Meta has agreed to change some of its rules around doxxing in response to recommendations from the Oversight Board. The company had first asked the Oversight Board to help shape its rules last June, saying the policy was “significant and difficult.” The board followed up with 17 recommendations for the company in February, which Meta has now weighed in on.
Unlike decisions around whether specific posts should be taken down or left up, Meta is free to completely disregard policy proposals from the Oversight Board, but it is required to respond to each recommendation individually.
One of the most notable changes is that Meta agreed to end an exception to its existing rules that allowed users to post private residential information if it was “publicly available” elsewhere. The Oversight Board had pointed out that there was a significant difference between obtaining data from a public records request and a viral social media post.

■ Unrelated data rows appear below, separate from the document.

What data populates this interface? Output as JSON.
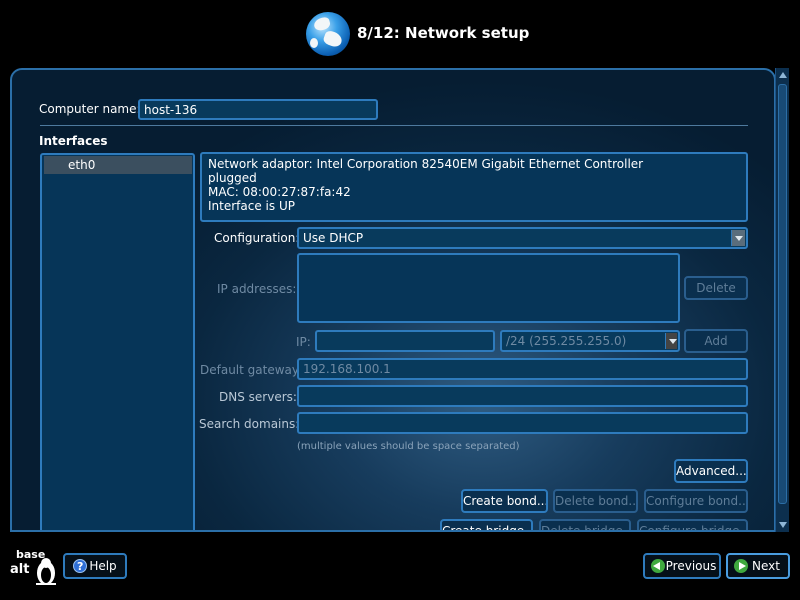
{
  "header": {
    "title": "8/12: Network setup",
    "icon": "globe-icon"
  },
  "computer_name": {
    "label": "Computer name:",
    "value": "host-136"
  },
  "interfaces": {
    "heading": "Interfaces",
    "items": [
      {
        "label": "eth0",
        "selected": true
      }
    ]
  },
  "adaptor_info": {
    "lines": [
      "Network adaptor: Intel Corporation 82540EM Gigabit Ethernet Controller",
      "plugged",
      "MAC: 08:00:27:87:fa:42",
      "Interface is UP"
    ]
  },
  "configuration": {
    "label": "Configuration:",
    "value": "Use DHCP"
  },
  "ip_addresses": {
    "label": "IP addresses:",
    "delete_label": "Delete"
  },
  "ip_entry": {
    "label": "IP:",
    "value": "",
    "mask_value": "/24 (255.255.255.0)",
    "add_label": "Add"
  },
  "gateway": {
    "label": "Default gateway:",
    "value": "192.168.100.1"
  },
  "dns": {
    "label": "DNS servers:",
    "value": ""
  },
  "search": {
    "label": "Search domains:",
    "value": ""
  },
  "hint": "(multiple values should be space separated)",
  "buttons": {
    "advanced": "Advanced...",
    "create_bond": "Create bond...",
    "delete_bond": "Delete bond...",
    "configure_bond": "Configure bond...",
    "create_bridge": "Create bridge...",
    "delete_bridge": "Delete bridge...",
    "configure_bridge": "Configure bridge..."
  },
  "footer": {
    "logo_line1": "base",
    "logo_line2": "alt",
    "help_label": "Help",
    "previous_label": "Previous",
    "next_label": "Next"
  },
  "colors": {
    "accent": "#2e7bbd",
    "panel": "#0a2740",
    "field": "#063558",
    "help_icon": "#2f6fd6",
    "nav_icon": "#3fa83f"
  }
}
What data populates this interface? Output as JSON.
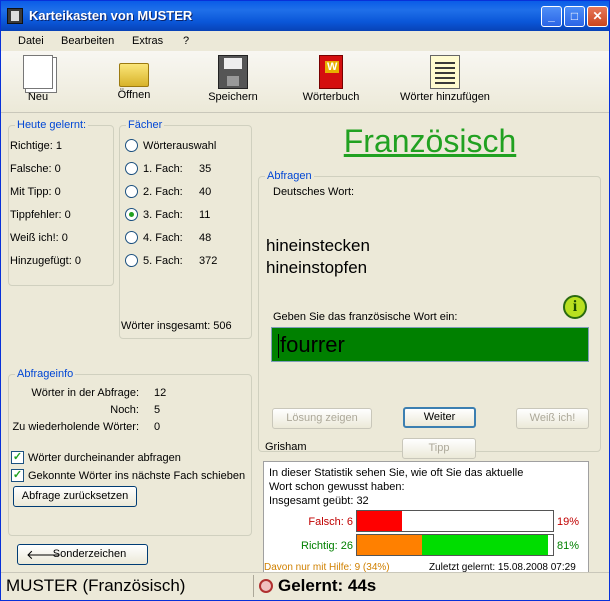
{
  "window": {
    "title": "Karteikasten von MUSTER",
    "buttons": {
      "minimize": "_",
      "maximize": "□",
      "close": "✕"
    }
  },
  "menu": [
    "Datei",
    "Bearbeiten",
    "Extras",
    "?"
  ],
  "toolbar": [
    {
      "label": "Neu",
      "icon": "new-document-icon"
    },
    {
      "label": "Öffnen",
      "icon": "folder-open-icon"
    },
    {
      "label": "Speichern",
      "icon": "floppy-disk-icon"
    },
    {
      "label": "Wörterbuch",
      "icon": "dictionary-icon"
    },
    {
      "label": "Wörter hinzufügen",
      "icon": "add-words-icon"
    }
  ],
  "today": {
    "legend": "Heute gelernt:",
    "rows": [
      "Richtige: 1",
      "Falsche: 0",
      "Mit Tipp: 0",
      "Tippfehler: 0",
      "Weiß ich!: 0",
      "Hinzugefügt: 0"
    ]
  },
  "faecher": {
    "legend": "Fächer",
    "options": [
      {
        "label": "Wörterauswahl",
        "count": "",
        "selected": false
      },
      {
        "label": "1. Fach:",
        "count": "35",
        "selected": false
      },
      {
        "label": "2. Fach:",
        "count": "40",
        "selected": false
      },
      {
        "label": "3. Fach:",
        "count": "11",
        "selected": true
      },
      {
        "label": "4. Fach:",
        "count": "48",
        "selected": false
      },
      {
        "label": "5. Fach:",
        "count": "372",
        "selected": false
      }
    ],
    "total": "Wörter insgesamt: 506"
  },
  "abfrageinfo": {
    "legend": "Abfrageinfo",
    "rows": [
      {
        "label": "Wörter in der Abfrage:",
        "value": "12"
      },
      {
        "label": "Noch:",
        "value": "5"
      },
      {
        "label": "Zu wiederholende Wörter:",
        "value": "0"
      }
    ],
    "check_shuffle": "Wörter durcheinander abfragen",
    "check_next": "Gekonnte Wörter ins nächste Fach schieben",
    "reset_button": "Abfrage zurücksetzen"
  },
  "special_chars_button": "Sonderzeichen",
  "language_title": "Französisch",
  "abfragen": {
    "legend": "Abfragen",
    "german_label": "Deutsches Wort:",
    "german_words": [
      "hineinstecken",
      "hineinstopfen"
    ],
    "prompt": "Geben Sie das französische Wort ein:",
    "answer_value": "fourrer",
    "buttons": {
      "solution": "Lösung zeigen",
      "next": "Weiter",
      "know": "Weiß ich!",
      "tip": "Tipp"
    },
    "source": "Grisham"
  },
  "stats": {
    "line1": "In dieser Statistik sehen Sie, wie oft Sie das aktuelle",
    "line2": "Wort schon gewusst haben:",
    "line3": "Insgesamt geübt: 32",
    "wrong_label": "Falsch: 6",
    "wrong_pct": "19%",
    "wrong_fraction": 0.19,
    "right_label": "Richtig: 26",
    "right_pct": "81%",
    "right_fraction": 0.81,
    "help_fraction": 0.34,
    "help_text": "Davon nur mit Hilfe: 9 (34%)",
    "last_learned": "Zuletzt gelernt: 15.08.2008 07:29",
    "colors": {
      "wrong": "#ff0000",
      "right": "#00dd00",
      "help": "#ff8000",
      "help_text": "#d08000"
    }
  },
  "status": {
    "left": "MUSTER (Französisch)",
    "right": "Gelernt: 44s"
  }
}
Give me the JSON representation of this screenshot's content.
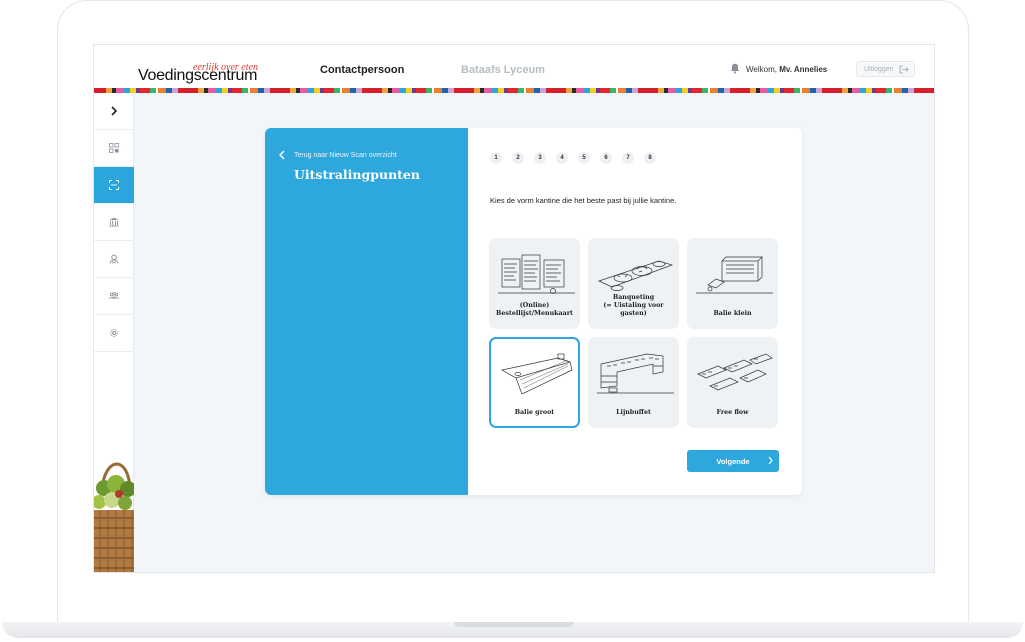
{
  "header": {
    "logo_tagline": "eerlijk over eten",
    "logo_name": "Voedingscentrum",
    "nav_active": "Contactpersoon",
    "nav_inactive": "Bataafs Lyceum",
    "welcome_prefix": "Welkom, ",
    "welcome_name": "Mv. Annelies",
    "logout_label": "Uitloggen"
  },
  "sidebar": {
    "items": [
      {
        "icon": "chevron-right-icon",
        "active": false
      },
      {
        "icon": "dashboard-icon",
        "active": false
      },
      {
        "icon": "scan-icon",
        "active": true
      },
      {
        "icon": "institution-icon",
        "active": false
      },
      {
        "icon": "contact-icon",
        "active": false
      },
      {
        "icon": "users-icon",
        "active": false
      },
      {
        "icon": "gear-icon",
        "active": false
      }
    ]
  },
  "card": {
    "back_label": "Terug naar Nieuw Scan overzicht",
    "title": "Uitstralingpunten",
    "steps": [
      "1",
      "2",
      "3",
      "4",
      "5",
      "6",
      "7",
      "8"
    ],
    "question": "Kies de vorm kantine die het beste past bij jullie kantine.",
    "options": [
      {
        "label": "(Online)\nBestellijst/Menukaart",
        "selected": false
      },
      {
        "label": "Banqueting\n(= Uistaling voor gasten)",
        "selected": false
      },
      {
        "label": "Balie klein",
        "selected": false
      },
      {
        "label": "Balie groot",
        "selected": true
      },
      {
        "label": "Lijnbuffet",
        "selected": false
      },
      {
        "label": "Free flow",
        "selected": false
      }
    ],
    "next_label": "Volgende"
  },
  "colors": {
    "accent": "#2ea7dd",
    "brand_red": "#d63a2f",
    "background": "#f3f6f9"
  }
}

In its response Friday, Meta agreed to remove the exception from its policy. “As the board notes in this recommendation, removing the exception for ‘publicly available’ private residential information may limit the availability of this information on Facebook and Instagram when it is still publicly available elsewhere,” the company wrote. “However, we recognize that implementing this recommendation can strengthen privacy protections on our platforms.” Meta added that the policy change would be implemented “by the end of the year.”
While the company ended one exception, it agreed to relax its policy on another issue. Meta said users would be able to share photos of the exterior of private homes “when the property depicted is the focus of the news story, except when shared in the context of organizing protests against the resident.” Likewise, the company also agreed that it would allow users to share addresses of “high ranking” government officials if the property is a publicly-owned official residence, like those used by heads of state and ambassadors.
The policy changes could have a significant impact for people facing harassment, while also allowing some information to be shared in the context of news stories or protests against elected officials.
The board had also recommended Meta revamp the way that privacy violations are reported by users and how reports are handled internally. On the reporting front, Meta said it has already started experimenting with a simpler method for reporting privacy intrusions. Previously, users had to “click through two menus” and manually search for “privacy violation,” but now the option will appear without the extra search. Meta said it will have results from the experiment “later this month" when it will decide whether to make the change permanent.
Notably, Meta declined to make another change that could make it easier for doxxing victims to get help more quickly. The company said that it would not act on a recommendation that it “create a specific channel of communications for victims of doxing” regardless of whether they are Facebook users. Meta noted that it’s already piloting some live chat help features, but said it “cannot commit to building a doxing-specific channel.”
Meta was also non-committal on a board recommendation that doxxing should be categorized as “severe” violation resulting in a temporary suspension. The company said it was “assessing the feasibility” of the suggestion and “exploring ways to incorporate elements of this recommendation.”
In addition to the substance of the policy changes, Meta’s response to the Oversight Board in this case is notable because it represents the first time the company had asked for a policy advisory opinion, received recommendations and issued a response. Typically, the board weighs in on specific moderation decisions, which can then impact the underlying policies. But Meta can also ask for help shaping broader rules, like it did with doxxing. The company has also asked for help in creating rules around its controversial “cross check” system.